One year after attending a Climate Smart seminar that helps businesses measure their carbon footprint and implement strategies for reducing emissions, Tinhorn Creek Vineyards is carbon neutral and will save about $42,500 a year thanks to its energy- and water-efficiency efforts and buying carbon offsets, reports The Globe and Mail.
Tinhorn Creek Vineyard is one of the latest eco-friendly vineyards joining the ranks of others that have targeted goals to reduce emissions and cut energy costs by adding renewable energy, buying carbon offsets, switching to lighter weight glass, targeting water efficiency measures and upgrading their lighting.
Sandra Oldfield, head of operations and winemaker of Tinhorn Creek Vineyards near Oliver, B.C., told The Globe and Mail that by calculating the winery’s footprint and conducting an energy audit, it showed where the winery had inefficiencies.
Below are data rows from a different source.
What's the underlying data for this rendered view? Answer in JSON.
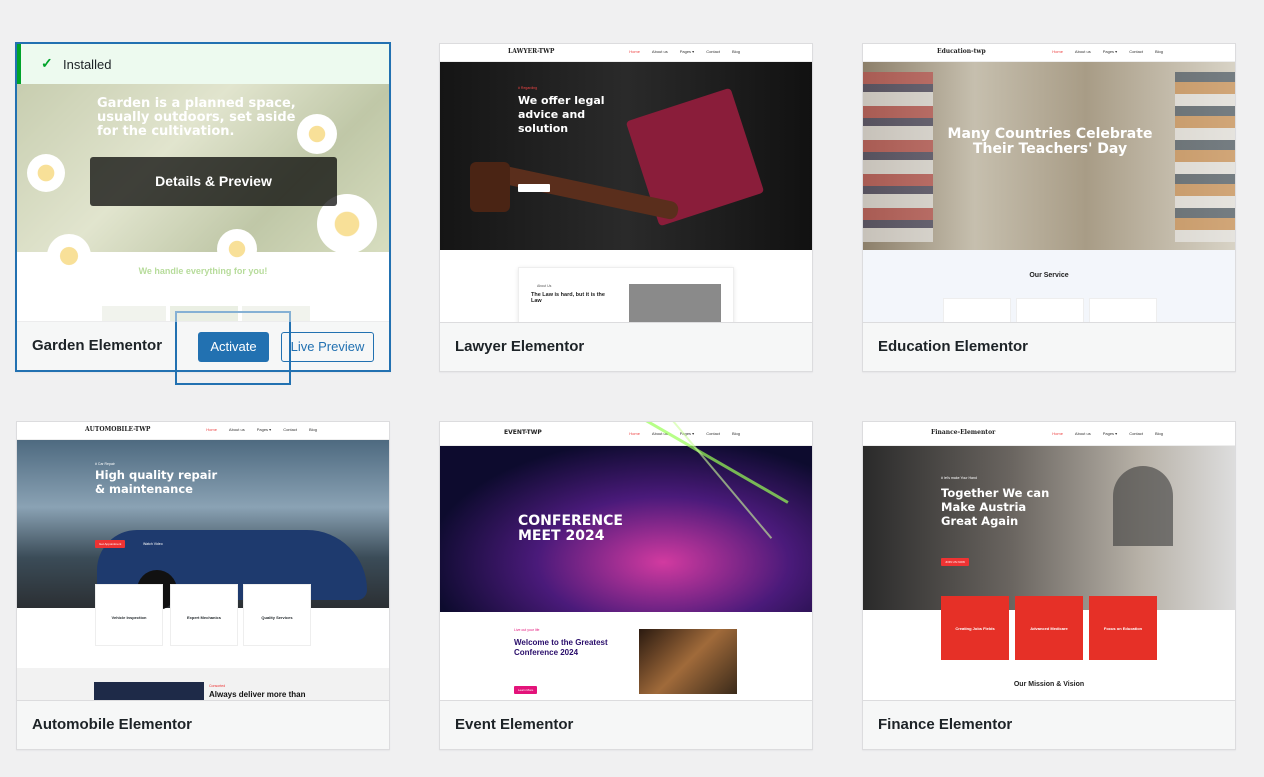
{
  "notice": {
    "text": "Installed",
    "icon": "check-icon"
  },
  "overlay": {
    "details_label": "Details & Preview"
  },
  "buttons": {
    "activate": "Activate",
    "live_preview": "Live Preview"
  },
  "themes": [
    {
      "name": "Garden Elementor",
      "hero": "Garden is a planned space, usually outdoors, set aside for the cultivation.",
      "sub": "We handle everything for you!"
    },
    {
      "name": "Lawyer Elementor",
      "logo": "LAWYER-TWP",
      "nav": [
        "Home",
        "About us",
        "Pages ▾",
        "Contact",
        "Blog"
      ],
      "kicker": "# Regarding",
      "hero": "We offer legal advice and solution",
      "card_kicker": "About Us",
      "card_title": "The Law is hard, but it is the Law"
    },
    {
      "name": "Education Elementor",
      "logo": "Education-twp",
      "nav": [
        "Home",
        "About us",
        "Pages ▾",
        "Contact",
        "Blog"
      ],
      "hero": "Many Countries Celebrate Their Teachers' Day",
      "service": "Our Service"
    },
    {
      "name": "Automobile Elementor",
      "logo": "AUTOMOBILE-TWP",
      "nav": [
        "Home",
        "About us",
        "Pages ▾",
        "Contact",
        "Blog"
      ],
      "kicker": "# Car Repair",
      "hero": "High quality repair & maintenance",
      "cta": "Get Appointment",
      "cta2": "Watch Video",
      "services": [
        "Vehicle Inspection",
        "Expert Mechanics",
        "Quality Services"
      ],
      "bottom_kicker": "Consorted",
      "bottom": "Always deliver more than"
    },
    {
      "name": "Event Elementor",
      "logo": "EVENT-TWP",
      "nav": [
        "Home",
        "About us",
        "Pages ▾",
        "Contact",
        "Blog"
      ],
      "hero": "CONFERENCE MEET 2024",
      "kicker": "Live out your life",
      "welcome": "Welcome to the Greatest Conference 2024",
      "cta": "Learn More"
    },
    {
      "name": "Finance Elementor",
      "logo": "Finance-Elementor",
      "nav": [
        "Home",
        "About us",
        "Pages ▾",
        "Contact",
        "Blog"
      ],
      "kicker": "# let's make Your Hand",
      "hero": "Together We can Make Austria Great Again",
      "cta": "JOIN US NOW",
      "boxes": [
        "Creating Jobs Fields",
        "Advanced Medicare",
        "Focus on Education"
      ],
      "mission": "Our Mission & Vision"
    }
  ]
}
This led to many projects ranging from upgrading the vineyards watering system to a water-efficient drip irrigation system that will eventually save the vineyard about $4,000 annually when the drip system is installed on all 130 acres, and switching to 15 percent lighter bottles that are more eco-friendly and less expensive, saving the company $30,000 per year.
The wine bottles are made from 35-50 percent recycled glass and 90 percent of the glass is produced within 500 kilometers of the winery. Shipments are also trucked in full truckloads to reduce the winery’s carbon footprint.
The company also consolidates pallet shipments of wine to reduce shipping. Ninety-five percent of its wine is sold within British Columbia and Alberta, which further reduces its carbon footprint.
Other efforts cited in the article include new programmable thermostats, which turn the heat down at night in Tinhorn Creek’s main building. This reduces the winery’s energy bills by $4,500 a year. The vineyard also instituted a policy to shut off lights in empty rooms, which saves an additional $500 per year.
The winery also shifted to a double-sided copy policy that will save about $100 per year, and reduced its garbage pick-ups to only when the dumpster is full, which reduces travel-related emissions and cuts its trash pick-up bills by about $400 annually.
The winery recycles its bottles, all wooden pallets used for shipping, cardboard and paper. It also recycles about 90 percent of all plastic pallet wrap used during bottling.
Being eco-friendly also helps with its marketing efforts, making Tinhorn Creek a green landmark, reports The Globe and Mail.